=== Section Start ===

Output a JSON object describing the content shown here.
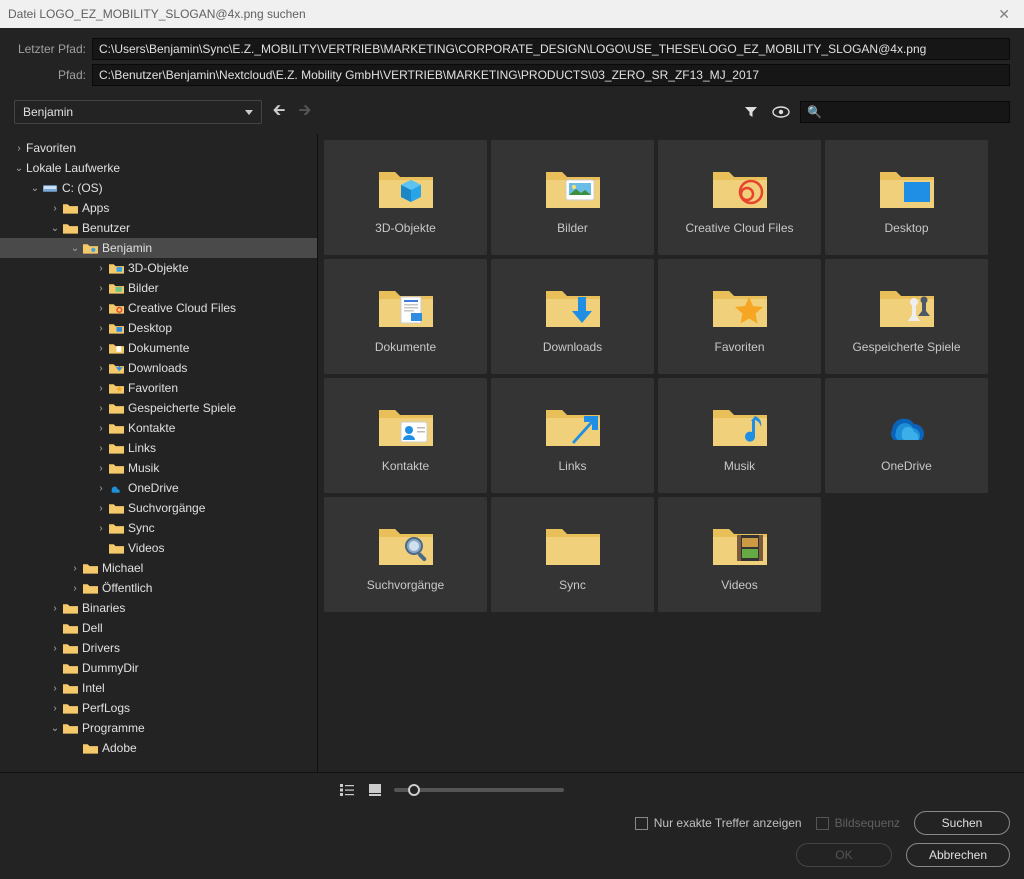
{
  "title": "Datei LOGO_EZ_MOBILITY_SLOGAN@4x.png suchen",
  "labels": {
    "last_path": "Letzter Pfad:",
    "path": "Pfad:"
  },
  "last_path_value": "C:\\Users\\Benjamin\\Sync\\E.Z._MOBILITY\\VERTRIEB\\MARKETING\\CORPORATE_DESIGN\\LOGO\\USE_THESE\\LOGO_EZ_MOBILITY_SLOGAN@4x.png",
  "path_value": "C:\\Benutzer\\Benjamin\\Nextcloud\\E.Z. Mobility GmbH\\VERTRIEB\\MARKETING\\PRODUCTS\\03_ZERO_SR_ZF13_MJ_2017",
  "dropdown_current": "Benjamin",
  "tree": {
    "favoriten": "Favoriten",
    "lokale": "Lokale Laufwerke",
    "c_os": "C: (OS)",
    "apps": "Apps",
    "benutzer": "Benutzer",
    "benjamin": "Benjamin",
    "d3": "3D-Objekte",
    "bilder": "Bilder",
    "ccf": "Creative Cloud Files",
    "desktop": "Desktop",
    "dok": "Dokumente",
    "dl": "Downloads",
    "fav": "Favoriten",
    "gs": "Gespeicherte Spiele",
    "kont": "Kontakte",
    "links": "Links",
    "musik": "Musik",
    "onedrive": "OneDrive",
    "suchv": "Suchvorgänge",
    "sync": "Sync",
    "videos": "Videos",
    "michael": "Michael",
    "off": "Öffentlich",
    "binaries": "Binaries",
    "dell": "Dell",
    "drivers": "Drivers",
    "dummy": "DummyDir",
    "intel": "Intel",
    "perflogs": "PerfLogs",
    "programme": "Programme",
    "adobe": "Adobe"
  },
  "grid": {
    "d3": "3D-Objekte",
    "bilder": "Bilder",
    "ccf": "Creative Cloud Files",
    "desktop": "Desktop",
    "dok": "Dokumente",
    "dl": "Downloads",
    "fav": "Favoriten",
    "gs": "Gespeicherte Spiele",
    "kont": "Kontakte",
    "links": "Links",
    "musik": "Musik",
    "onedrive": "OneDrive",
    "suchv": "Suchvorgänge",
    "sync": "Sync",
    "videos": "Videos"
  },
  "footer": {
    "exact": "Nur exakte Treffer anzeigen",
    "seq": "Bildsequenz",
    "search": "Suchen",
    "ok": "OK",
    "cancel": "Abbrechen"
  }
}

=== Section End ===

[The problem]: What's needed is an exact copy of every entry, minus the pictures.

[Exercise response]:
Output a JSON object describing the content shown here.
{
  "title": "Datei LOGO_EZ_MOBILITY_SLOGAN@4x.png suchen",
  "labels": {
    "last_path": "Letzter Pfad:",
    "path": "Pfad:"
  },
  "last_path_value": "C:\\Users\\Benjamin\\Sync\\E.Z._MOBILITY\\VERTRIEB\\MARKETING\\CORPORATE_DESIGN\\LOGO\\USE_THESE\\LOGO_EZ_MOBILITY_SLOGAN@4x.png",
  "path_value": "C:\\Benutzer\\Benjamin\\Nextcloud\\E.Z. Mobility GmbH\\VERTRIEB\\MARKETING\\PRODUCTS\\03_ZERO_SR_ZF13_MJ_2017",
  "dropdown_current": "Benjamin",
  "tree": {
    "favoriten": "Favoriten",
    "lokale": "Lokale Laufwerke",
    "c_os": "C: (OS)",
    "apps": "Apps",
    "benutzer": "Benutzer",
    "benjamin": "Benjamin",
    "d3": "3D-Objekte",
    "bilder": "Bilder",
    "ccf": "Creative Cloud Files",
    "desktop": "Desktop",
    "dok": "Dokumente",
    "dl": "Downloads",
    "fav": "Favoriten",
    "gs": "Gespeicherte Spiele",
    "kont": "Kontakte",
    "links": "Links",
    "musik": "Musik",
    "onedrive": "OneDrive",
    "suchv": "Suchvorgänge",
    "sync": "Sync",
    "videos": "Videos",
    "michael": "Michael",
    "off": "Öffentlich",
    "binaries": "Binaries",
    "dell": "Dell",
    "drivers": "Drivers",
    "dummy": "DummyDir",
    "intel": "Intel",
    "perflogs": "PerfLogs",
    "programme": "Programme",
    "adobe": "Adobe"
  },
  "grid": {
    "d3": "3D-Objekte",
    "bilder": "Bilder",
    "ccf": "Creative Cloud Files",
    "desktop": "Desktop",
    "dok": "Dokumente",
    "dl": "Downloads",
    "fav": "Favoriten",
    "gs": "Gespeicherte Spiele",
    "kont": "Kontakte",
    "links": "Links",
    "musik": "Musik",
    "onedrive": "OneDrive",
    "suchv": "Suchvorgänge",
    "sync": "Sync",
    "videos": "Videos"
  },
  "footer": {
    "exact": "Nur exakte Treffer anzeigen",
    "seq": "Bildsequenz",
    "search": "Suchen",
    "ok": "OK",
    "cancel": "Abbrechen"
  }
}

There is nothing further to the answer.